His habits in general tend towards overkill. As well as his note to the reader, he introduces the book with a trio of epigraphs (Joseph Conrad, Norman Mailer, Norman Lewis) and a not-inviting list of dramatis personae – 60 names over two and a half pages, in some cases with their ages and nicknames. Virtually all of these figures are then described fully in the novel proper. One character is compared to a thinker, a dancer, a Roman and a pallbearer in the space of a single paragraph.

Stendhal took his publisher’s advice but did not ignore his own instincts: having accepted that politics might have a place in a realist novel set in Paris in 1830, he is careful to give us an extract from Julien’s 26 pages of minutes. Kelly gives us the minutes. But it isn’t only world-building that detains him. Early in the book, out jogging, Blaylock passes “a young blonde” who is “wand-like from behind”: yet only by virtue of “a conjuror’s trick – a stunning trompe l’oeil – for from the front she was bulgingly pregnant, to the point of capsizing”. Almost every sentence carries a couple of excess words.

In Kelly’s universe, hubbubs emanate and autumn insinuates and people get irked by periodic postal admonishments. At one point, we read: “The likelihood that they worsened the purported grievances of said enemy was not a matter one could afford to countenance.” In a dinner scene, “brisket” is served by the “briskest” of waiters. There are tautological similes, dangling modifiers (“A vicar’s daughter, Geraldine’s manner was impeccable”), truisms (“The law was complex”), fiddly phrases (“such as it was”, “all things considered”), Latin tags and derivations, and every conceivable shade of adverb. When Kelly’s phrasing reaches for the mock-heroic, it often comes back to Earth with too great a thud: “Blaylock, tired of the joust, accepted the black ring-binder.” All this verbiage obscures the novel’s function of bringing the news – or rather, the truth behind the news – and the cumulative effect is grating, even painful, like a mirror being shot at.
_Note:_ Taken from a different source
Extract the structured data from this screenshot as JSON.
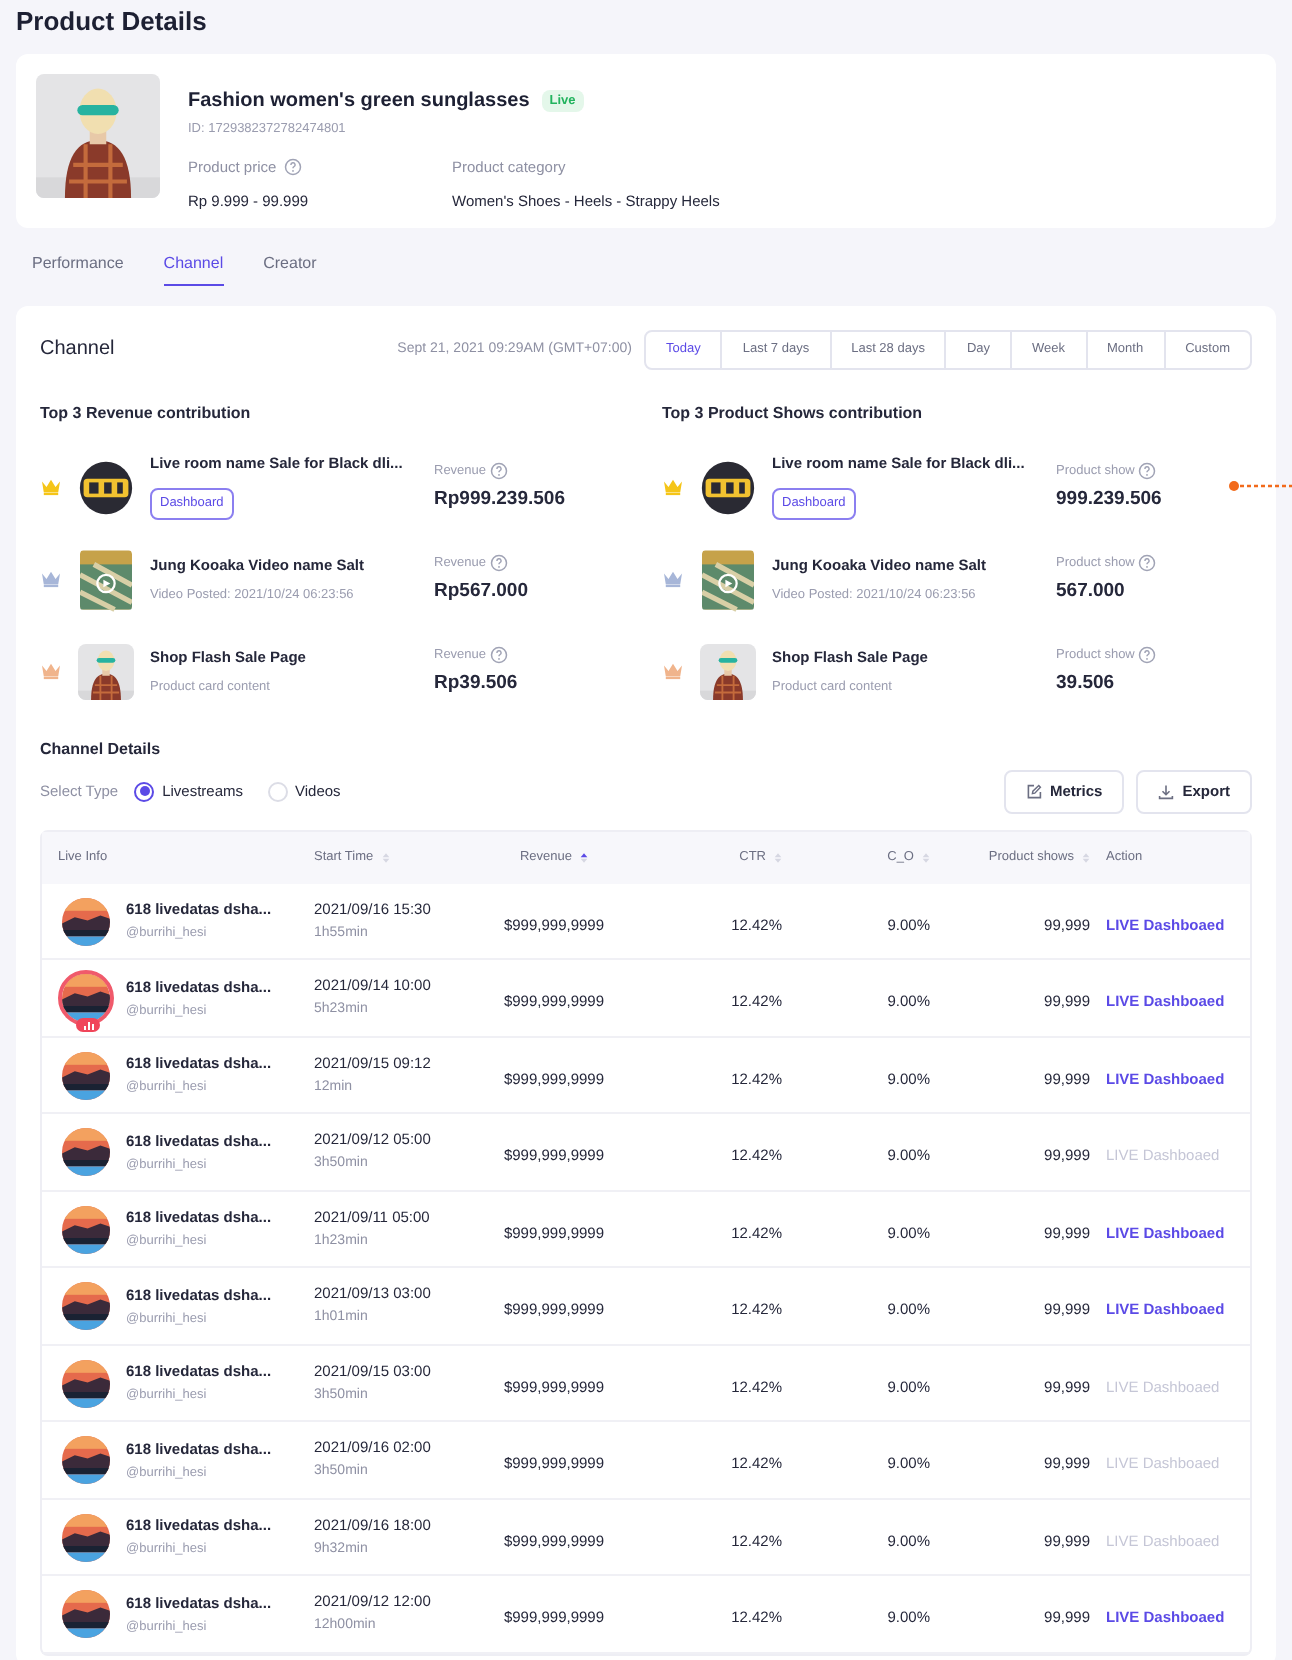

Leo Robson is the New Statesman’s lead fiction critic

The Knives by Richard T Kelly is published by Faber & Faber (475pp, £12.99)

Leo Robson is the lead fiction reviewer for the New Statesman.

This article first appeared in the 18 August 2016 issue of the New Statesman, Corbyn’s revenge